**GIVEN DATA**
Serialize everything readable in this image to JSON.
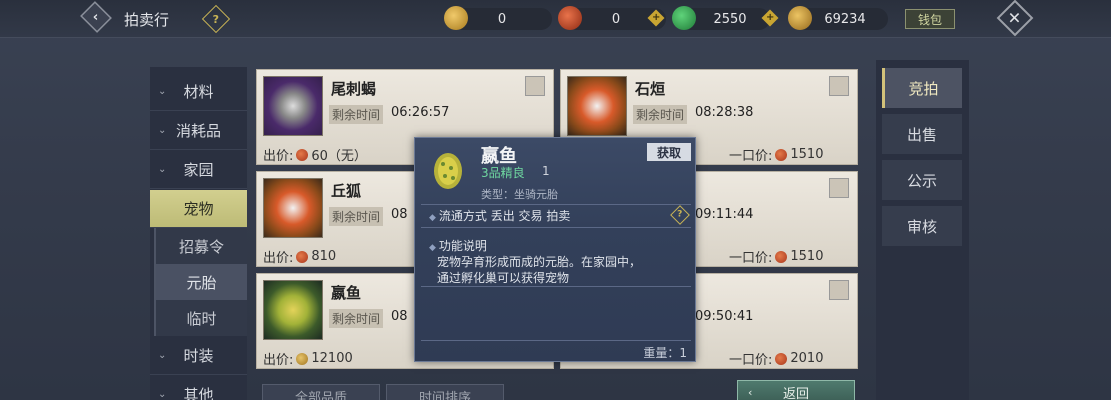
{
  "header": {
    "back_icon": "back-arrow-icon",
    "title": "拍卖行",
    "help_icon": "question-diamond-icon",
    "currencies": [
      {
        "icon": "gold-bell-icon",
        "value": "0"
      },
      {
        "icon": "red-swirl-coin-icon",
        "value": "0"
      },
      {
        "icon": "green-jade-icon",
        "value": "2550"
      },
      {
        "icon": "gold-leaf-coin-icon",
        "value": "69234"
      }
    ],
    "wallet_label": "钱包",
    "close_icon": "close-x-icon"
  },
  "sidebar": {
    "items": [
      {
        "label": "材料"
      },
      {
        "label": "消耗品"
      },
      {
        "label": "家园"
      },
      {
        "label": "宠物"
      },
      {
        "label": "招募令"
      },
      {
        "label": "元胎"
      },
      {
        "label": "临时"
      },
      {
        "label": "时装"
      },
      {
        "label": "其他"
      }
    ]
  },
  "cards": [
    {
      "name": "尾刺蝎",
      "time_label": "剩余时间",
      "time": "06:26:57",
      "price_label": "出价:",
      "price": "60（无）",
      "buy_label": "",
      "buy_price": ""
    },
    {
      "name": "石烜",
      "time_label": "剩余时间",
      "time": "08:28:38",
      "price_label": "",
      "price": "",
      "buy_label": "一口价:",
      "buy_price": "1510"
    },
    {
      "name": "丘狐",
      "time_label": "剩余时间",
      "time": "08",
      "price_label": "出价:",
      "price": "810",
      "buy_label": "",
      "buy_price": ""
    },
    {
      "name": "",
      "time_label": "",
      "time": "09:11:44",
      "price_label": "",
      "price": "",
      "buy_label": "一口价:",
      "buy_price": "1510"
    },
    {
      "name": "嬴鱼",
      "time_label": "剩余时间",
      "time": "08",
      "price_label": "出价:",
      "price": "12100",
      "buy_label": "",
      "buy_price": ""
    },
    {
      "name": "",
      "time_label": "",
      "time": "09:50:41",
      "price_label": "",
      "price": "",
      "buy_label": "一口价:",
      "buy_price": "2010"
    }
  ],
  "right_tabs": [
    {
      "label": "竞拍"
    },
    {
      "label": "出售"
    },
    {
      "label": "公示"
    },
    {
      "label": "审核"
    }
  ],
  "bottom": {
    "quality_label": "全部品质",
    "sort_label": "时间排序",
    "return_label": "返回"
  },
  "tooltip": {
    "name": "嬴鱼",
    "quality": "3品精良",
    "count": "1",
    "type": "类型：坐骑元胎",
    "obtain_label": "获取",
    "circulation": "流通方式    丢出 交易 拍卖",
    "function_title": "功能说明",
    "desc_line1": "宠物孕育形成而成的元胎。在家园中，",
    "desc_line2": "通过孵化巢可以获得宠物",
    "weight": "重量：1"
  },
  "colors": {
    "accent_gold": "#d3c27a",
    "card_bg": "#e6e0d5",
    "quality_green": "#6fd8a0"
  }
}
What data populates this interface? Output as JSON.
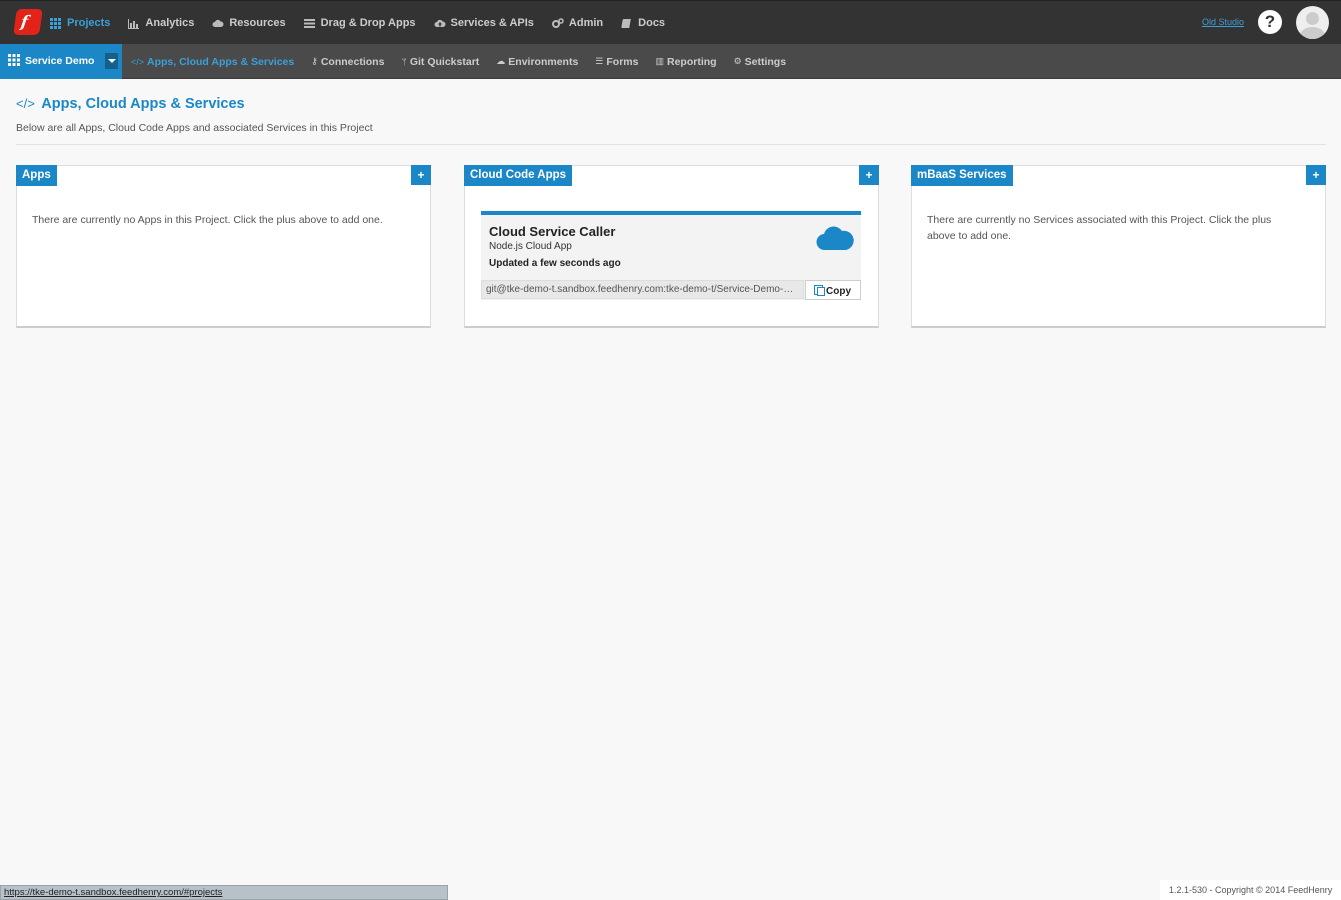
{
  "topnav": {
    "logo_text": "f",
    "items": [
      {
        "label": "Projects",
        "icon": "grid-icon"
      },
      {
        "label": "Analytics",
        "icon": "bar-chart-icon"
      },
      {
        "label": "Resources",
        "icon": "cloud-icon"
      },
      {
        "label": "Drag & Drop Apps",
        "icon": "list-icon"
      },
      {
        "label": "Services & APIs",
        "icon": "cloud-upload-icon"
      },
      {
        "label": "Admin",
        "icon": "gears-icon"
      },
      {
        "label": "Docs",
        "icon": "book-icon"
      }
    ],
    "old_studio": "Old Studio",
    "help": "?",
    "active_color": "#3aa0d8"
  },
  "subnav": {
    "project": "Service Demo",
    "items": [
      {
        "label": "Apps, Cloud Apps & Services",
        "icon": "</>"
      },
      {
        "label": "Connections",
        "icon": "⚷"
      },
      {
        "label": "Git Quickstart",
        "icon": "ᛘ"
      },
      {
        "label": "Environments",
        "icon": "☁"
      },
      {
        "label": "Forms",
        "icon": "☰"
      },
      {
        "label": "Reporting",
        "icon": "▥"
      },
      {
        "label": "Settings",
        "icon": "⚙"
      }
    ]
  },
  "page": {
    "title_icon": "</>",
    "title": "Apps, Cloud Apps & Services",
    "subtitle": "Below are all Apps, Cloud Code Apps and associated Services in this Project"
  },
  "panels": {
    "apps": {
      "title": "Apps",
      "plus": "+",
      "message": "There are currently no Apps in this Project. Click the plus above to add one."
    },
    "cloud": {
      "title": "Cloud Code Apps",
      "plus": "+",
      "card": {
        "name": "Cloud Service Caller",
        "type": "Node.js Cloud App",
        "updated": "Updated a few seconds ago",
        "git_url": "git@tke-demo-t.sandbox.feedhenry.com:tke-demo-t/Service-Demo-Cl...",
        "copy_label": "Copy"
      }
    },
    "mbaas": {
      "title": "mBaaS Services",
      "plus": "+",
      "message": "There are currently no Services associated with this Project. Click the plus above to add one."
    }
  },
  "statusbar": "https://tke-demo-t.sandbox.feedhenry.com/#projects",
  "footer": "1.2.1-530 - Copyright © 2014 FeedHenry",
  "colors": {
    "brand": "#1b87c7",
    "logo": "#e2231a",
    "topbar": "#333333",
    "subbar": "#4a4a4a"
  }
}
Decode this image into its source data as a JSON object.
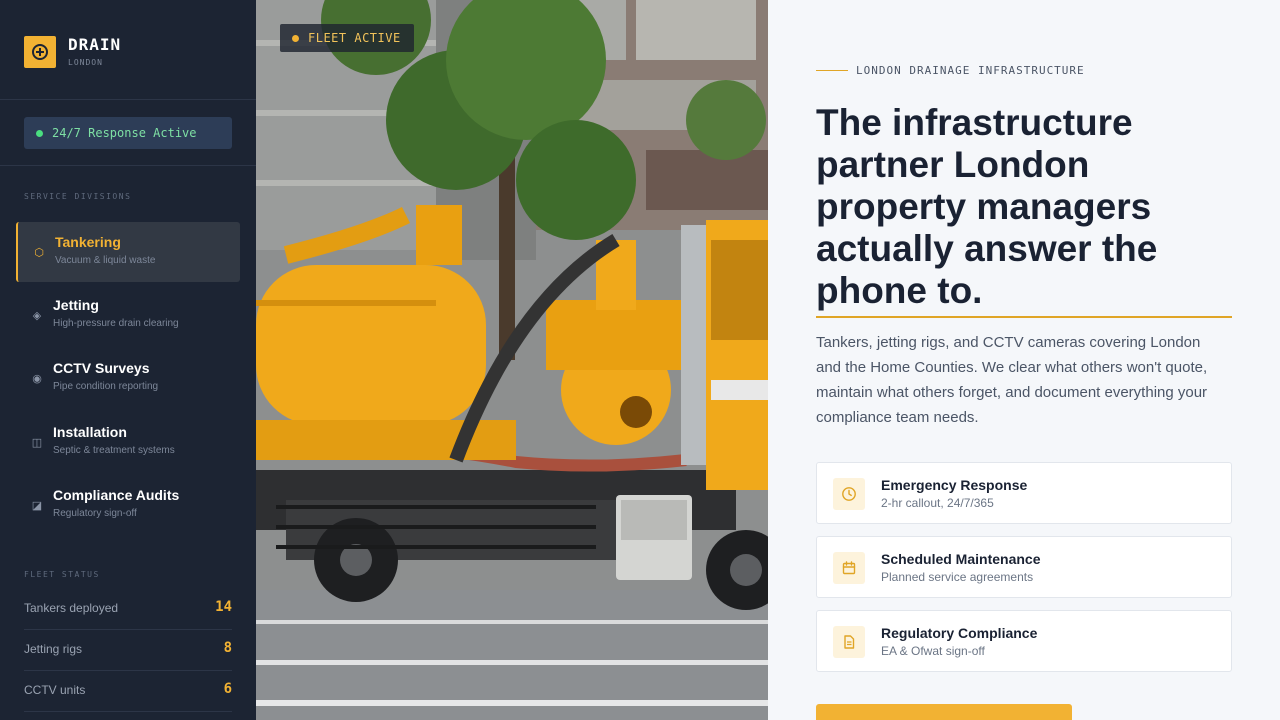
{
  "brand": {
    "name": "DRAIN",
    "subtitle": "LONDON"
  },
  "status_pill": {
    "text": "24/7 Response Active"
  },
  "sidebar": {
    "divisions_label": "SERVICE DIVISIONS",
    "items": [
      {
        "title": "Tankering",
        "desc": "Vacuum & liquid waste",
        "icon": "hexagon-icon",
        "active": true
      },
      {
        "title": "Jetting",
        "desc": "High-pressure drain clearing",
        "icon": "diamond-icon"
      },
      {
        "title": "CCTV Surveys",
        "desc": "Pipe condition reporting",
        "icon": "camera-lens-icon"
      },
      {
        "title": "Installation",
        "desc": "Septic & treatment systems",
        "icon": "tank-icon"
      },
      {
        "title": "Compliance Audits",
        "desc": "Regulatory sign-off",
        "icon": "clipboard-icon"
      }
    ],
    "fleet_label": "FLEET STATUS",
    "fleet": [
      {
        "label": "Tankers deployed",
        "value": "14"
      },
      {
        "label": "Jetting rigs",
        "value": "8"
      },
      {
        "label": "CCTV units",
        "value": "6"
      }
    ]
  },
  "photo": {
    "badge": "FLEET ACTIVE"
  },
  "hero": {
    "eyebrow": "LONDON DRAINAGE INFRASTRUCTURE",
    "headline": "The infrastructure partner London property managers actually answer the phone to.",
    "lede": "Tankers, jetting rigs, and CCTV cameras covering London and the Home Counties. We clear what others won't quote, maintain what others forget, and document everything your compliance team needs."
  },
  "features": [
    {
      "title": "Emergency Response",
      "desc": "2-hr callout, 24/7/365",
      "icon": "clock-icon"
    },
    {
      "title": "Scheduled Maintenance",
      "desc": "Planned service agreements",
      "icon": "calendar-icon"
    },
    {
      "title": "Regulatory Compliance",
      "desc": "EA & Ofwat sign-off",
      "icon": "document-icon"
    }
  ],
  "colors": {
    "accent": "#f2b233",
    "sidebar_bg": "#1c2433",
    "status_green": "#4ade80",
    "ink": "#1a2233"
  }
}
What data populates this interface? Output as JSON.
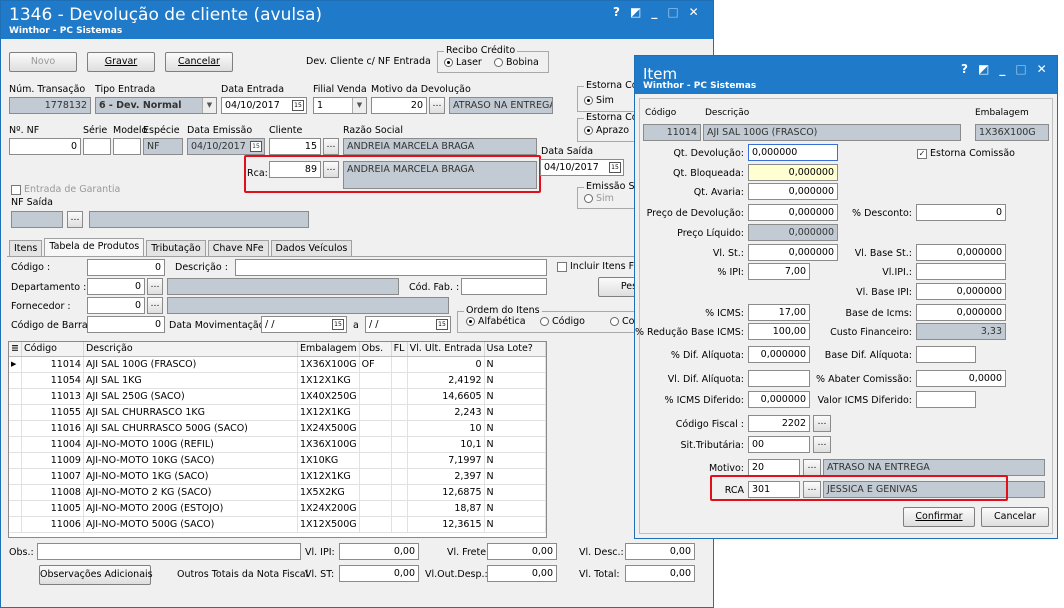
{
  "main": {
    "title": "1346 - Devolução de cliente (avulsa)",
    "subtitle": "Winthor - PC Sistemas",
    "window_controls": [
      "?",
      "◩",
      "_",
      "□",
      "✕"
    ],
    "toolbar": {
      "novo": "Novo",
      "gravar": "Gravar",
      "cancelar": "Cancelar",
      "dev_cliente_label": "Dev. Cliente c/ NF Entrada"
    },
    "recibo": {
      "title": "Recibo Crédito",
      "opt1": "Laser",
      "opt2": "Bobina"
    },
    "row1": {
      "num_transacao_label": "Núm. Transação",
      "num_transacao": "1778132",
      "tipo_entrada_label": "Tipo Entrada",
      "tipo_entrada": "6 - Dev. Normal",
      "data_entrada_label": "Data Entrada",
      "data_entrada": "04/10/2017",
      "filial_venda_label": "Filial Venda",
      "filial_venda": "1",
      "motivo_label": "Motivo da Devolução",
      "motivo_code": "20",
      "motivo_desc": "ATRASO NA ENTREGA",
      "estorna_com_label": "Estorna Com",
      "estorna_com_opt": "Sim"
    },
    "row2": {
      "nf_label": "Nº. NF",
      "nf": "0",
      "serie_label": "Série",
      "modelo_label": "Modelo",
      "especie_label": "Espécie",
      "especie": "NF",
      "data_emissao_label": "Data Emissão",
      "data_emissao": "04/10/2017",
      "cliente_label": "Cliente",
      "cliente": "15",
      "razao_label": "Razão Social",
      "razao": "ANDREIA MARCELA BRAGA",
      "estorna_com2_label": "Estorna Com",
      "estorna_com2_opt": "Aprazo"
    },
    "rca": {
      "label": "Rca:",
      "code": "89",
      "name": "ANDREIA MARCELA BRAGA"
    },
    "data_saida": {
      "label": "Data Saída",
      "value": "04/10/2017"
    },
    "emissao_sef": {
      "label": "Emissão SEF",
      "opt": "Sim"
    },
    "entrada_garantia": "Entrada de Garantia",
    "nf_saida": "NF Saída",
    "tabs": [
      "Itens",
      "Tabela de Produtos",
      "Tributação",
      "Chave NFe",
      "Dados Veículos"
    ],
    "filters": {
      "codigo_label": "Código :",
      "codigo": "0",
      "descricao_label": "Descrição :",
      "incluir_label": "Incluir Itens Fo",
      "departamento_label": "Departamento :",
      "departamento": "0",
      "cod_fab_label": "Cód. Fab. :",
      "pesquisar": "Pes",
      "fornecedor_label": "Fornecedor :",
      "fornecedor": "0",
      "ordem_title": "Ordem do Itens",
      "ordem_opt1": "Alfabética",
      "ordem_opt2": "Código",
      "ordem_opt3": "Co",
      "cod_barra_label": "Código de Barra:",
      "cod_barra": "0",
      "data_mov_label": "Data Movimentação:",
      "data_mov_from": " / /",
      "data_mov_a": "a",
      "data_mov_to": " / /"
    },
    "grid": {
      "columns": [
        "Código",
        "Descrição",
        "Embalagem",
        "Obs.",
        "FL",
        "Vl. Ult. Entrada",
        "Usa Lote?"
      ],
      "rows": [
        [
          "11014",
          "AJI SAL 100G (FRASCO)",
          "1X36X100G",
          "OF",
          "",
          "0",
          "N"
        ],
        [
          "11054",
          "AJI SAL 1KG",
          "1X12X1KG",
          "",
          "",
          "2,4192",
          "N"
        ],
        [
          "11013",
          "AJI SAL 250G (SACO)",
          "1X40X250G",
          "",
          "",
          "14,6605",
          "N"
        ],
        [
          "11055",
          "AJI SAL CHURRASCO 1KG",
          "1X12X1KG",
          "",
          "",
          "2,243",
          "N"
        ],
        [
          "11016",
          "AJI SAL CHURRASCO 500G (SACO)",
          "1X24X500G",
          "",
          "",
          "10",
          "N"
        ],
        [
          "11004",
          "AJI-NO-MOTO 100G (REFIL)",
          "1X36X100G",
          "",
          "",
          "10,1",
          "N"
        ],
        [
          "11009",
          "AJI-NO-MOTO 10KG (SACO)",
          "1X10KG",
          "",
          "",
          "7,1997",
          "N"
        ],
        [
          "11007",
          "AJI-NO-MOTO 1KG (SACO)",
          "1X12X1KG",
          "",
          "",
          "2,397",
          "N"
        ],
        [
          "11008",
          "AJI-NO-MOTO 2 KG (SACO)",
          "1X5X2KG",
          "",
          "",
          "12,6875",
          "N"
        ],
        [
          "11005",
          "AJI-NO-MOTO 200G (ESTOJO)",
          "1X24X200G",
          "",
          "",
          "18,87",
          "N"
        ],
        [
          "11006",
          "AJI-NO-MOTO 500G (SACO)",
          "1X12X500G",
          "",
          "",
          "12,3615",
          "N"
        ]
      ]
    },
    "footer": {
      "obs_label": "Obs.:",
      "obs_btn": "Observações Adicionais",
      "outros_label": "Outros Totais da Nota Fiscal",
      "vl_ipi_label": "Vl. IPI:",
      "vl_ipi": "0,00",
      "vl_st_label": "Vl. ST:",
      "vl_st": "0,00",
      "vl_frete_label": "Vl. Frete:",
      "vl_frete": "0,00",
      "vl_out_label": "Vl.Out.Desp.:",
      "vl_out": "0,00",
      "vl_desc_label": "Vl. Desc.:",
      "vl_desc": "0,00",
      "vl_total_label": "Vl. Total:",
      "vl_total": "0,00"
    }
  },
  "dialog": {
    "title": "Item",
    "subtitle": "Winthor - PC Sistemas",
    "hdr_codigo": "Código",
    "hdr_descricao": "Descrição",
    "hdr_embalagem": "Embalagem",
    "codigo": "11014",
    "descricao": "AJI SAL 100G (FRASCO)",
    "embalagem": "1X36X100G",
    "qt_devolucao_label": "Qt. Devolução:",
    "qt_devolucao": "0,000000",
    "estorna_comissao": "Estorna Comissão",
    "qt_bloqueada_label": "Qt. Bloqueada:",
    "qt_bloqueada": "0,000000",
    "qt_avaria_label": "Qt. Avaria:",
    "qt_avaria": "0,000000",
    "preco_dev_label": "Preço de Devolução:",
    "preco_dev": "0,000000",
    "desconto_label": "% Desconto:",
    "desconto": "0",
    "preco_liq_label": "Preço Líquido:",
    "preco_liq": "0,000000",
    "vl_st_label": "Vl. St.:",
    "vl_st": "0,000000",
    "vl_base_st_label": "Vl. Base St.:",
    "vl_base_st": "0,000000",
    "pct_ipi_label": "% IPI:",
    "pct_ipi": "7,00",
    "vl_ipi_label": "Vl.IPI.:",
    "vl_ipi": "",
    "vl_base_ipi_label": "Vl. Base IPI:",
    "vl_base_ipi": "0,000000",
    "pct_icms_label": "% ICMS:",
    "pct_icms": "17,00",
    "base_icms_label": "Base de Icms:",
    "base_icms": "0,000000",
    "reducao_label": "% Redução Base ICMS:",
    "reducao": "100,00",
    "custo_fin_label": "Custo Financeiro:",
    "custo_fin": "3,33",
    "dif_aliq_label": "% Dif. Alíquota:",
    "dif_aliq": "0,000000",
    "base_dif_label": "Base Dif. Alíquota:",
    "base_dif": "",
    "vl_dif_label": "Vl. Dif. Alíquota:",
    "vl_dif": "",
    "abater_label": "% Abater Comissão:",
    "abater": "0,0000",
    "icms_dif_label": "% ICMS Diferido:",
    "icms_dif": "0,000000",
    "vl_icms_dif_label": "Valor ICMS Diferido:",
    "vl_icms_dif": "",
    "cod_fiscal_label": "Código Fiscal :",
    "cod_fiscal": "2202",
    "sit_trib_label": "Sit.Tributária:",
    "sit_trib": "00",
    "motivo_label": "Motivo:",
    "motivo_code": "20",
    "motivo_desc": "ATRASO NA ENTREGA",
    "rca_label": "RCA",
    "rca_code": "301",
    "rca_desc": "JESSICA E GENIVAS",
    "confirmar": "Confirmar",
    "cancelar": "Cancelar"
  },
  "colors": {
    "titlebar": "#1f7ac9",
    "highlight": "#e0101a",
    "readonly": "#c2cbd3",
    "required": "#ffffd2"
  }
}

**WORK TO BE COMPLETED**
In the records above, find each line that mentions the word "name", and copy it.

**ANSWER SPACE**
      "name": "尾刺蝎",
      "name": "石烜",
      "name": "丘狐",
      "name": "",
      "name": "嬴鱼",
      "name": "",
    "name": "嬴鱼",
        "name": "Cloud Service Caller",
    "name": "DRAIN",
      "name": "ANDREIA MARCELA BRAGA"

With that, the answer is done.